It’s not uncommon for police to be killed with their own firearms.
Last week, after an Uber driver in Michigan went on a shooting spree that killed six and injured two others, many focused on potential problems with the ride-share company’s background checks. But others argued the outrage should center on how the suspect accessed his gun and whether stricter laws could have prevented the bloodshed – though police haven’t yet disclosed if his gun was legally obtained.
Although it seems logical that personalized guns would prevent the many deaths and injuries that occur when people use guns they don’t own, backers of the technology say they face resistance in many forms.

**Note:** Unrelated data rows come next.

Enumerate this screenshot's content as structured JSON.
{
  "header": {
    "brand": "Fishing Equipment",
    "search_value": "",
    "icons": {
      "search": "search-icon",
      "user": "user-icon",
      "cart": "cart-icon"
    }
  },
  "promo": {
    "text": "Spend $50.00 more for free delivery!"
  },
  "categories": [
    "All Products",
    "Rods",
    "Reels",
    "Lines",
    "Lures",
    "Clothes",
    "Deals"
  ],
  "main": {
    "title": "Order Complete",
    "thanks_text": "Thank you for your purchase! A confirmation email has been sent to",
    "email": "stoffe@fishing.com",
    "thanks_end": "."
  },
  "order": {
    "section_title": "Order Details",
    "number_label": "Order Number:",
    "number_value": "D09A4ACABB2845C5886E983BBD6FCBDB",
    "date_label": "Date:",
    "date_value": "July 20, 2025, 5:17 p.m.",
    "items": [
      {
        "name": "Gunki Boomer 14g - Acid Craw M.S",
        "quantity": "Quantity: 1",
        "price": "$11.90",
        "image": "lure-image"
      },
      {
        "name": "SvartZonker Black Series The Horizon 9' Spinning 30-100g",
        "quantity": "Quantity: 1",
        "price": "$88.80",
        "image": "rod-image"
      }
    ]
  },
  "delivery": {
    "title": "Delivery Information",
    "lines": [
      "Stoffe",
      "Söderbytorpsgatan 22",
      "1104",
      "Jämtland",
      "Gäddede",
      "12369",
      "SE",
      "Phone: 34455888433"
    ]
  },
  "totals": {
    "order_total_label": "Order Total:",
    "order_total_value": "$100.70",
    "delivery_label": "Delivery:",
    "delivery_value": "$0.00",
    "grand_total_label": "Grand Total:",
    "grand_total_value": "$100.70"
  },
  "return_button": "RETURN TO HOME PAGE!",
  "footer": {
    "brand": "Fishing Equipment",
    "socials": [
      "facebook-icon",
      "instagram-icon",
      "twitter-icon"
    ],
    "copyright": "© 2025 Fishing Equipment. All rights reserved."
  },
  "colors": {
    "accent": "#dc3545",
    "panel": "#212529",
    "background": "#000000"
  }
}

Smart guns are available overseas, but currently no American retailers sell them.
The National Rifle Association (NRA) and other gun rights activists have long expressed concerns about smart guns in large part tied to a 2002 New Jersey law requiring gun retailers to exclusively sell the personalized firearms once the technology is established and marketed.

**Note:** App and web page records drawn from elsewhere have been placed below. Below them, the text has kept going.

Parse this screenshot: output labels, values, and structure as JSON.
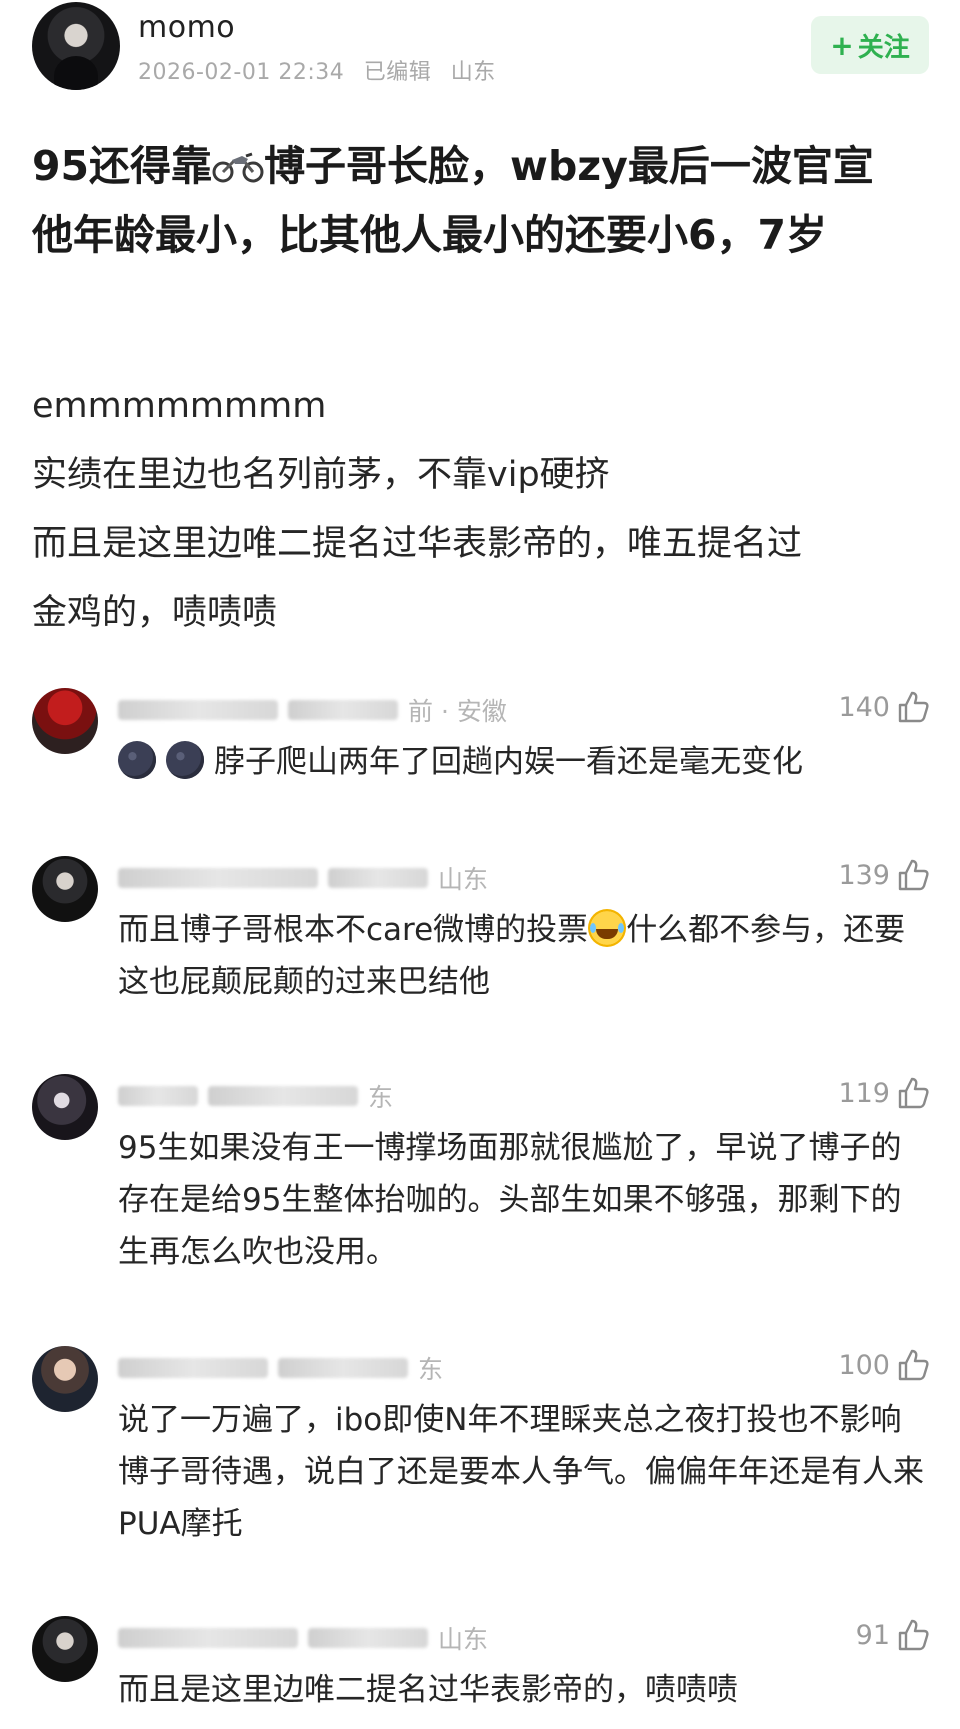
{
  "post": {
    "author": "momo",
    "datetime": "2026-02-01 22:34",
    "edited": "已编辑",
    "location": "山东",
    "follow_label": "关注",
    "follow_plus": "+",
    "title_part1": "95还得靠",
    "title_part2": "博子哥长脸，wbzy最后一波官宣他年龄最小，比其他人最小的还要小6，7岁",
    "title_icon": "motorcycle-emoji",
    "body_lines": [
      "emmmmmmmm",
      "实绩在里边也名列前茅，不靠vip硬挤",
      "而且是这里边唯二提名过华表影帝的，唯五提名过",
      "金鸡的，啧啧啧"
    ]
  },
  "comments": [
    {
      "meta_visible": "前 · 安徽",
      "likes": "140",
      "text": "脖子爬山两年了回趟内娱一看还是毫无变化",
      "emojis": [
        "new-moon-face-emoji",
        "new-moon-face-emoji"
      ]
    },
    {
      "meta_visible": "山东",
      "likes": "139",
      "text_before": "而且博子哥根本不care微博的投票",
      "text_after": "什么都不参与，还要这也屁颠屁颠的过来巴结他",
      "emoji": "laugh-cry-emoji"
    },
    {
      "meta_visible": "东",
      "likes": "119",
      "text": "95生如果没有王一博撑场面那就很尴尬了，早说了博子的存在是给95生整体抬咖的。头部生如果不够强，那剩下的生再怎么吹也没用。"
    },
    {
      "meta_visible": "东",
      "likes": "100",
      "text": "说了一万遍了，ibo即使N年不理睬夹总之夜打投也不影响博子哥待遇，说白了还是要本人争气。偏偏年年还是有人来PUA摩托"
    },
    {
      "meta_visible": "山东",
      "likes": "91",
      "text": "而且是这里边唯二提名过华表影帝的，啧啧啧"
    }
  ],
  "colors": {
    "follow_bg": "#e7f6ea",
    "follow_text": "#2fb150",
    "meta_gray": "#a9a9a9",
    "like_gray": "#9a9a9a"
  }
}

The NRA now claims it does not oppose smart guns, but continues to express concerns about the potential for laws that would restrict traditional firearms and about technology that could allow for guns to be “disabled remotely”.
“We’re just against government mandates that tell consumers what they have to buy,” said Amy Hunter, NRA spokeswoman.

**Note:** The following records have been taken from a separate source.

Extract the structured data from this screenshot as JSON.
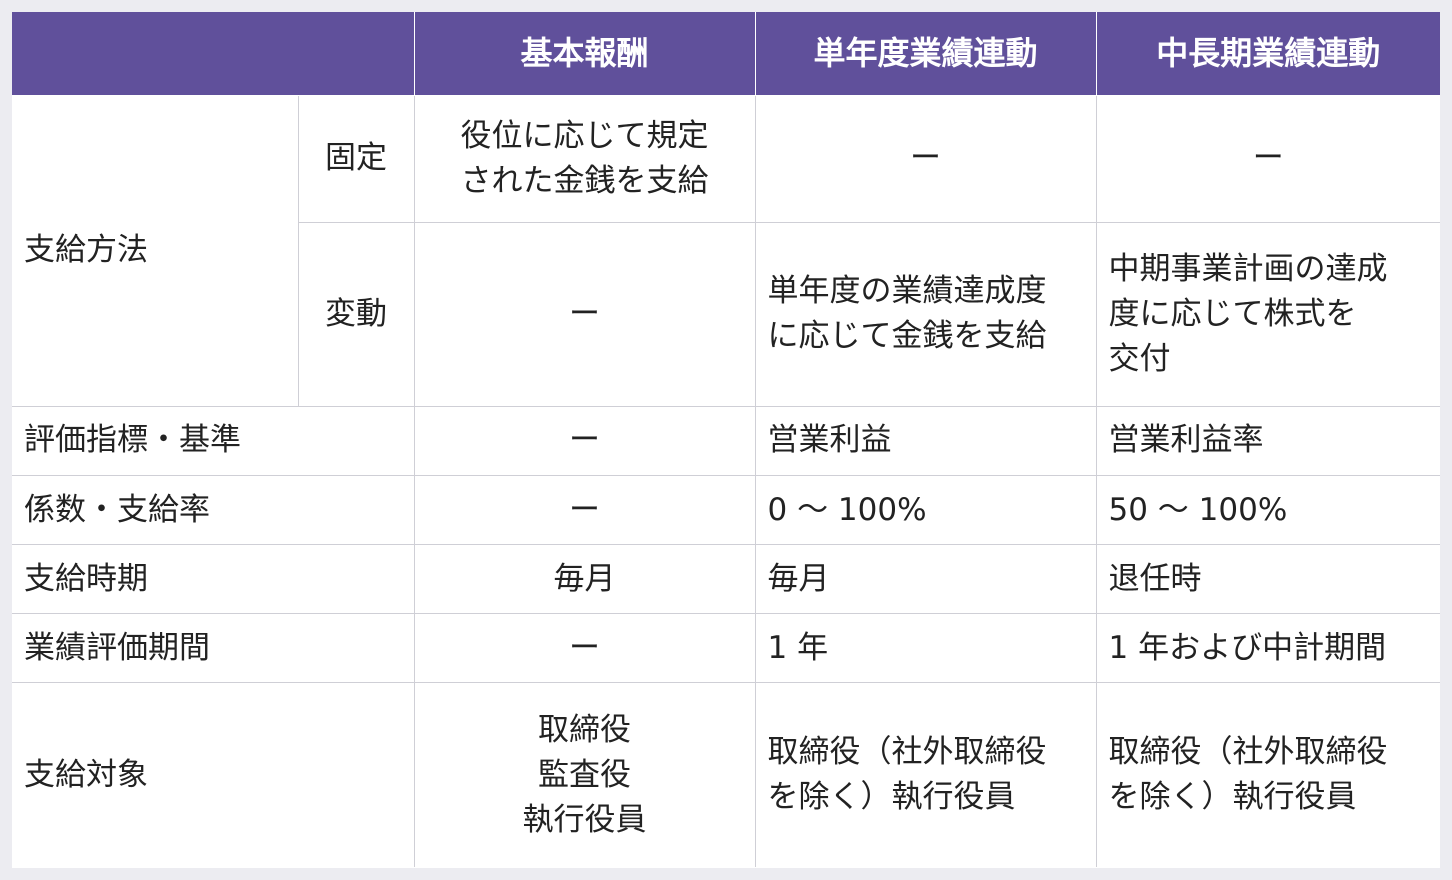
{
  "header": {
    "corner": "",
    "col_base": "基本報酬",
    "col_annual": "単年度業績連動",
    "col_longterm": "中長期業績連動"
  },
  "rows": {
    "payment_method": {
      "label": "支給方法",
      "fixed": {
        "label": "固定",
        "base": "役位に応じて規定\nされた金銭を支給",
        "annual": "ー",
        "longterm": "ー"
      },
      "variable": {
        "label": "変動",
        "base": "ー",
        "annual": "単年度の業績達成度\nに応じて金銭を支給",
        "longterm": "中期事業計画の達成\n度に応じて株式を\n交付"
      }
    },
    "evaluation_index": {
      "label": "評価指標・基準",
      "base": "ー",
      "annual": "営業利益",
      "longterm": "営業利益率"
    },
    "coefficient": {
      "label": "係数・支給率",
      "base": "ー",
      "annual": "0 ～ 100%",
      "longterm": "50 ～ 100%"
    },
    "payment_timing": {
      "label": "支給時期",
      "base": "毎月",
      "annual": "毎月",
      "longterm": "退任時"
    },
    "evaluation_period": {
      "label": "業績評価期間",
      "base": "ー",
      "annual": "1 年",
      "longterm": "1 年および中計期間"
    },
    "eligible": {
      "label": "支給対象",
      "base": "取締役\n監査役\n執行役員",
      "annual": "取締役（社外取締役\nを除く）執行役員",
      "longterm": "取締役（社外取締役\nを除く）執行役員"
    }
  },
  "colors": {
    "header_bg": "#60509b",
    "header_text": "#ffffff",
    "border": "#cfcfd6"
  }
}
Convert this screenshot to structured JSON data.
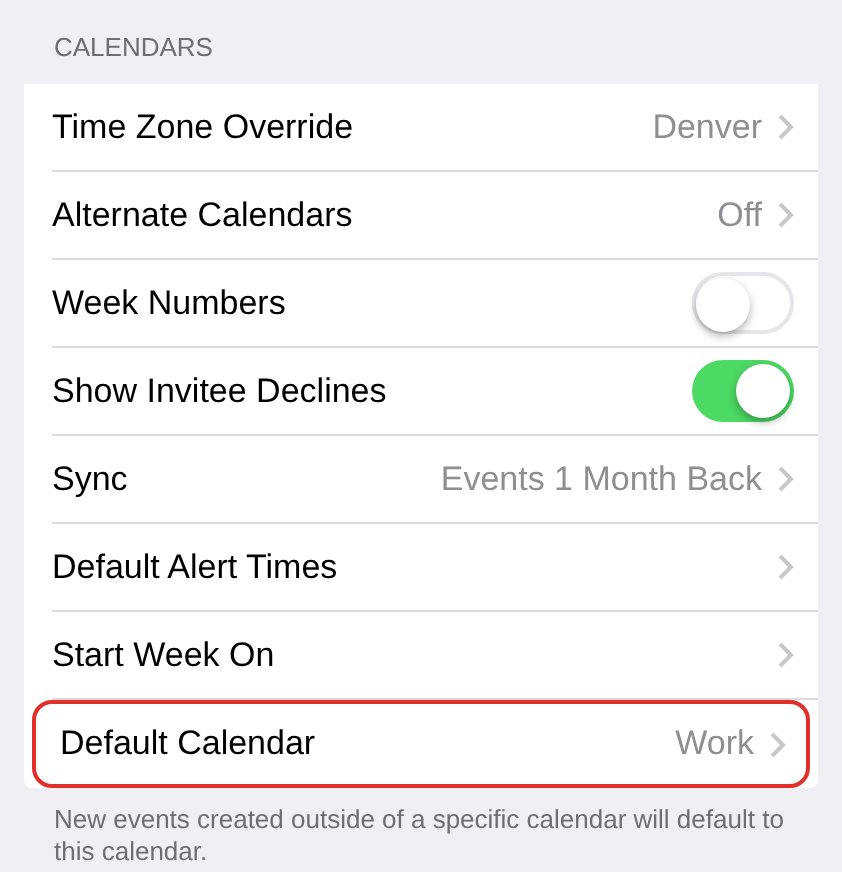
{
  "section": {
    "title": "CALENDARS"
  },
  "rows": [
    {
      "kind": "disclosure",
      "label": "Time Zone Override",
      "value": "Denver",
      "highlighted": false
    },
    {
      "kind": "disclosure",
      "label": "Alternate Calendars",
      "value": "Off",
      "highlighted": false
    },
    {
      "kind": "toggle",
      "label": "Week Numbers",
      "on": false,
      "highlighted": false
    },
    {
      "kind": "toggle",
      "label": "Show Invitee Declines",
      "on": true,
      "highlighted": false
    },
    {
      "kind": "disclosure",
      "label": "Sync",
      "value": "Events 1 Month Back",
      "highlighted": false
    },
    {
      "kind": "disclosure",
      "label": "Default Alert Times",
      "highlighted": false
    },
    {
      "kind": "disclosure",
      "label": "Start Week On",
      "highlighted": false
    },
    {
      "kind": "disclosure",
      "label": "Default Calendar",
      "value": "Work",
      "highlighted": true
    }
  ],
  "footer": "New events created outside of a specific calendar will default to this calendar."
}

Griffin Dix, co-chair of the Oakland Alameda County chapter of the Brady Campaign, a gun control group, said he was not convinced the NRA would stay out of the discussion and let the smart-gun industry thrive. “They seem to essentially want to boycott anyone who sells these guns.”
Smart-gun entrepreneurs also have to overcome consumer skepticism, with some gun owners expressing discomfort with digital technology and fears about possible malfunctions – such as the gun failing to fire in a crucial moment of self-defense.
“The NRA isn’t against smart guns, but the NRA constituency is a different story,” said Kai Kloepfer, a smart gun engineer. “The culture is an obstacle, but it’s not insurmountable.”
If law enforcement agencies utilize the technology, it could go a long way in inspiring confidence and reducing fatalities and injuries, advocates said.
But police officers are wary.
“We hate change. We’ve been wearing blue uniforms as long as we can remember,” said Ken James, a retired police chief. “Officers will look at it and say: ‘This is a good idea, but make sure that it works.’”
For many years there was no demand for smart guns, said Jonathan Mossberg, CEO of iGun Technology Corporation. But with the explosion of smartphones and the increasing debates about gun safety, there has been a growing US market, entrepreneurs said.
“This is a billion-dollar market,” Mossberg said. “Frankly, I’m shocked that we haven’t been inundated with investors … I don’t know if the investors are afraid of the gun industry? Some of them are anti-gun to begin with.”
Even though firearm safety objectives are at the root of smart-gun manufacturing, some investors are reflexively hesitant to support the cause. “They don’t want to get involved in the firearm market,” said Kloepfer.
Many of the people who have supported his efforts to engineer a gun with a fingerprint sensor are not gun owners, he added. “They’re not people … who are ever going to buy a firearm, but at the same time they understand the potential that this has to save lives.”